# The vector nature of Angular Momentum

1. Jan 28, 2013

### hms.tech

Here is an animation from Wikipedia : http://en.wikipedia.org/wiki/File:Torque_animation.gif

The angular momentum is given by the Cross product of r and p
We can see that the direction would be perpendicular to the direction of rotation of the particle (as shown in the animation)

I don't think this really makes sense, how is the vector nature of angular momentum justified ?

How can one get an intuitive sense about the direction of angular momentum ?

2. Jan 28, 2013

### Nemanja989

I think that direction of angular momentum is only a convention. Someone thought of that rule, it seemed practical since intensity of cross product of r and p really defines its amplitude. I am not sure, but think you could define another rule and get same physical results.

Such thing is with phasor diagrams, you choose phase of one quantity to be zero, and according to that do everything else.

This is only my opinion.

3. Jan 28, 2013

### GregJ

Having angular momentum as a vector comes in handy when you want to explain gyroscopic precession.

Maybe someone with more knowledge than me can give better examples :)

Last edited: Jan 28, 2013
4. Jan 28, 2013

### Ryoko

The vector comes into play when you're trying to solve for conservation of angular momentum. The vectors must all add to zero.

5. Jan 28, 2013

### A.T.

It is parallel to the axis of rotation
You need to express magnitude and axis of rotation.

6. Jan 29, 2013

### Rap

You use the right hand rule. For A x B, point your four fingers along A, then rotate your hand until they point along B. Your thumb sticking up tells you the direction of the cross product. The cross product of A and B is always perpendicular to both, just like your thumb sticking up is perpendicular to your four fingers.

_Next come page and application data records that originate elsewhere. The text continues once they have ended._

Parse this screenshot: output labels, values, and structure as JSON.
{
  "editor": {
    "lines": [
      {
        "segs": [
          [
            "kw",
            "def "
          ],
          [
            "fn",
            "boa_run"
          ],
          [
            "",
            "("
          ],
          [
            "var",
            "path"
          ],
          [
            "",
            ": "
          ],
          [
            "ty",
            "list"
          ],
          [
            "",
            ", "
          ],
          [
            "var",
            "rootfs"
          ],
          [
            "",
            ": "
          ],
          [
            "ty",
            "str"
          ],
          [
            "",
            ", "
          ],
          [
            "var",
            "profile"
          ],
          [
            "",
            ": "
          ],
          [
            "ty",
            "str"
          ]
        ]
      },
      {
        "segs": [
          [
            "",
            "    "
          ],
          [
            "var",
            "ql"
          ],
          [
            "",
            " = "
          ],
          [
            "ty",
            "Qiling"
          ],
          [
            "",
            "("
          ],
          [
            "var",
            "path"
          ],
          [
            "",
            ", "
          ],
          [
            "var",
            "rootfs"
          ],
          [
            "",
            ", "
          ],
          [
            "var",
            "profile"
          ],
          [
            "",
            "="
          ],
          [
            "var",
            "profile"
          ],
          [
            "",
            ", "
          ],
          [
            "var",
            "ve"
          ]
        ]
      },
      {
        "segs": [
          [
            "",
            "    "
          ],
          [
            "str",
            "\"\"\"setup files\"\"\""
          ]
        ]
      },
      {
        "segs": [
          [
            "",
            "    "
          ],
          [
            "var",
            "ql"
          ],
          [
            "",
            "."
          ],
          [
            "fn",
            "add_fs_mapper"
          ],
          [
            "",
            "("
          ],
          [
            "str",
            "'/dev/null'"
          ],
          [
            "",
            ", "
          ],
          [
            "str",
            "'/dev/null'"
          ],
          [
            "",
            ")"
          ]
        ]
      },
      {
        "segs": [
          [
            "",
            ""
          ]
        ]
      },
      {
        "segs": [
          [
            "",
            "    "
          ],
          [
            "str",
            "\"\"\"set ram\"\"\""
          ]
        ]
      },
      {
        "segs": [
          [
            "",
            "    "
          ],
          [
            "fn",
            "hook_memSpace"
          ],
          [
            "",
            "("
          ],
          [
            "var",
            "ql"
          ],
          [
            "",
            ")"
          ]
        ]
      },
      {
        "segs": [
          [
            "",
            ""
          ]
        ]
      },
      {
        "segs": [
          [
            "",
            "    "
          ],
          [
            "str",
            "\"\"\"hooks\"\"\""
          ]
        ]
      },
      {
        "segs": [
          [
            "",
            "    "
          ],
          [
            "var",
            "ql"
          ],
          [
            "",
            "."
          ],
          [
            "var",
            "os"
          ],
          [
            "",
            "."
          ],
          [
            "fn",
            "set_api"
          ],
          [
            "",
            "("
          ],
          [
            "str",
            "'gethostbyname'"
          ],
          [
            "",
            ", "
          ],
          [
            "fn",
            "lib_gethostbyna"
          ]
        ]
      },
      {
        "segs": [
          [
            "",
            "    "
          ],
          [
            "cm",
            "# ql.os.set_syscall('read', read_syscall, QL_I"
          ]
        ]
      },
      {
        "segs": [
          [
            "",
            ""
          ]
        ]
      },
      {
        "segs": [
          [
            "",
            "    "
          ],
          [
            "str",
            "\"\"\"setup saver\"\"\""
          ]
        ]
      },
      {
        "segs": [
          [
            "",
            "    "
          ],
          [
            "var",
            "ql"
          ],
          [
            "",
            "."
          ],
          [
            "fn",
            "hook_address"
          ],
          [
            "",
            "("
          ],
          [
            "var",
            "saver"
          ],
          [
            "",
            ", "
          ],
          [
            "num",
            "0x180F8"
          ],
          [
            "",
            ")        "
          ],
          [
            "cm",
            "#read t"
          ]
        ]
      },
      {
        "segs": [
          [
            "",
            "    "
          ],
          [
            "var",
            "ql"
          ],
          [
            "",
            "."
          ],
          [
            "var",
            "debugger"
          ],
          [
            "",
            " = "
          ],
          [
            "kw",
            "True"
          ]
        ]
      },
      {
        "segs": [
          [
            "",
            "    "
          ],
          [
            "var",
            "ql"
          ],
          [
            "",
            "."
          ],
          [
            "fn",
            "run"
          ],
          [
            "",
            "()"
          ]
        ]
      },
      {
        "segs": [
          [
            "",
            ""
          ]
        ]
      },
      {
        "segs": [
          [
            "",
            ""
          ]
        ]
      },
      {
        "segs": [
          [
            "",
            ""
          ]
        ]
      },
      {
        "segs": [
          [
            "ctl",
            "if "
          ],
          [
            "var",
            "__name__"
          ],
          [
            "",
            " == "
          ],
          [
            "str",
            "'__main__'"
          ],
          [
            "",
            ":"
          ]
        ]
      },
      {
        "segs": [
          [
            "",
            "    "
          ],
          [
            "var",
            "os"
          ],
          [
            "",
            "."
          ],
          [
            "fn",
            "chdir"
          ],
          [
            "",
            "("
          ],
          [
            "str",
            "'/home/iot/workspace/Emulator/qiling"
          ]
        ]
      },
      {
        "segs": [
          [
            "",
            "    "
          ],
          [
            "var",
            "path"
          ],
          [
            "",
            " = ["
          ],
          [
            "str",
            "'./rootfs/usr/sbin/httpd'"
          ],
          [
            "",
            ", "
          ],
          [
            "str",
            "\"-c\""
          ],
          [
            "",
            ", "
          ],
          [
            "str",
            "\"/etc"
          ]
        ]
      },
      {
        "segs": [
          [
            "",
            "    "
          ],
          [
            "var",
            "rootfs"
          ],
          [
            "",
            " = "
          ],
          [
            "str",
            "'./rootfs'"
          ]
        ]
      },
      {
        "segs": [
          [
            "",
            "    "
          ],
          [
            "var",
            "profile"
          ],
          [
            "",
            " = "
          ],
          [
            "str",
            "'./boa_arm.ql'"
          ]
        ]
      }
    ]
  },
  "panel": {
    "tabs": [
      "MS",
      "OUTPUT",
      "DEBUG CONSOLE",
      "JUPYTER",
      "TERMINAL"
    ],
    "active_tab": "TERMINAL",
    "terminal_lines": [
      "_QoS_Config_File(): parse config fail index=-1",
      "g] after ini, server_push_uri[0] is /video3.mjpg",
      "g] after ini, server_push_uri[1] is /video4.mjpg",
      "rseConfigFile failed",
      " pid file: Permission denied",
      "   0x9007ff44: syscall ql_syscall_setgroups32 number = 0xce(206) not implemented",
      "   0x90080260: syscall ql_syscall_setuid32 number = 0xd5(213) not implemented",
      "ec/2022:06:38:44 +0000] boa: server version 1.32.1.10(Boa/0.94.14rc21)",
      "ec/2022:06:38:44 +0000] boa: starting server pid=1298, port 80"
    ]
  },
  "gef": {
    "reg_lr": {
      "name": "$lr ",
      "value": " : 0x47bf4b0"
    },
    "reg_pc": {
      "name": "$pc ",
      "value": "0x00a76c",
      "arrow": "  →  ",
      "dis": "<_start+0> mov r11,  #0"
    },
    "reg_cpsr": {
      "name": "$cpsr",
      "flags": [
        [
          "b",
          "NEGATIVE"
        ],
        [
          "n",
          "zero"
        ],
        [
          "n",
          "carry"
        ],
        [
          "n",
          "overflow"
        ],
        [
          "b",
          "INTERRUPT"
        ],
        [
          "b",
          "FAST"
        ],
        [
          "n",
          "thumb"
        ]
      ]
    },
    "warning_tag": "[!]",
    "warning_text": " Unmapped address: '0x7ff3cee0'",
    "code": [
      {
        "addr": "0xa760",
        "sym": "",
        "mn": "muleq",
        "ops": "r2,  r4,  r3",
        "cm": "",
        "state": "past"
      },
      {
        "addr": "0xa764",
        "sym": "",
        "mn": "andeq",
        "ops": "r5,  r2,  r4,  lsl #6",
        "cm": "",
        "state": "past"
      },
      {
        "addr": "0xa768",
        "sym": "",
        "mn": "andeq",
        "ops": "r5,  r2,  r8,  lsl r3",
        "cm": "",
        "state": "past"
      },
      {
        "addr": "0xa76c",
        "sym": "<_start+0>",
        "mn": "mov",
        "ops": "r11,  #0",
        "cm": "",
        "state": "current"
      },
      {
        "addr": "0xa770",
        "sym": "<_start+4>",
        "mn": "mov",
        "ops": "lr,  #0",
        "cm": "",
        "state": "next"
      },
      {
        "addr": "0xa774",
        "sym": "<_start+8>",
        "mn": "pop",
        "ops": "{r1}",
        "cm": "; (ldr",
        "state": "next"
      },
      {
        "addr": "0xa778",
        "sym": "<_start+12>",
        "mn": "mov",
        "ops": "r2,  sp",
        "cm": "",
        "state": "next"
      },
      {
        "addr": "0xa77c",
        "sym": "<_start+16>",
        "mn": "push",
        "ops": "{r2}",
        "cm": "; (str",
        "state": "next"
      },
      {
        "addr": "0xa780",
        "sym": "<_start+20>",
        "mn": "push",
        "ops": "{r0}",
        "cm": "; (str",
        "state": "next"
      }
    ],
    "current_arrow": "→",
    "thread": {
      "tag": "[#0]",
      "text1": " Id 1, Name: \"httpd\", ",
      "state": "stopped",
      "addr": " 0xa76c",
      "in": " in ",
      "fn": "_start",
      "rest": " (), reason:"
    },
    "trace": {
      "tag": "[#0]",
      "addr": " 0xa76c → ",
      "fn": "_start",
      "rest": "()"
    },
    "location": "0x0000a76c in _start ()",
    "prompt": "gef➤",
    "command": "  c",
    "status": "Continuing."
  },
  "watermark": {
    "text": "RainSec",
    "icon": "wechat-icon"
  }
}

If you want to think about it some more, you might ask, why the right hand rule, why not a left hand rule? You could use either, and everything would still make sense. That's because the angular momentum vector is not truly a vector, it is a "pseudovector", one that depends on which hand you use. Well, the laws of physics don't depend on which hand you use, and true vectors don't depend on which hand you use, so true vectors are, in a sense, more "real" than pseudovectors.

For calculation purposes, pseudovectors are nice, just three components that transform almost like a vector. But when you want to do theoretical work, you might not want to deal with the artificiality of pseudovectors. The bottom line is that pseudovectors are better represented by antisymmetric 3x3 matrices (antisymmetric tensors). Instead of a pseudovector [x,y,z] you use $$\left[\begin{matrix} 0 & z & -y \\-z & 0 & x \\ y & -x & 0 \end{matrix}\right]$$ This tensor transforms the same way no matter what, no worry about which hand you need to use, and its better for theoretical work, its the "real thing", unlike the more concise pseudotensor.

7. Jan 29, 2013

### mickybob

It's a convenient way of describing torque that happens to work well with the rest of mathematics. Nothing much deeper than that I think.

I guess a good thing to think about is how else you would do it?

8. Jan 29, 2013

### andrien

angular momentum and torque while having vectorial nature are pseudovectors i.e. under an inversion they don't get reflected.
L=r×p
replacing r by -r ,gives inversion.In p=m dr/dt,it becomes -.so overall L does not change direction.
editops,someone else also written it.

9. Jan 29, 2013

### sophiecentaur

The effect of a rotating object's angular momentum and the way it will interact with other objects and forces depends just as much on the direction of its axis of rotation as its MI and rate of rotation - so it can only be described fully using a vector. This is the same as for linear momentum (also a vector), where the mass, direction of travel and speed (velocity) are needed for full description.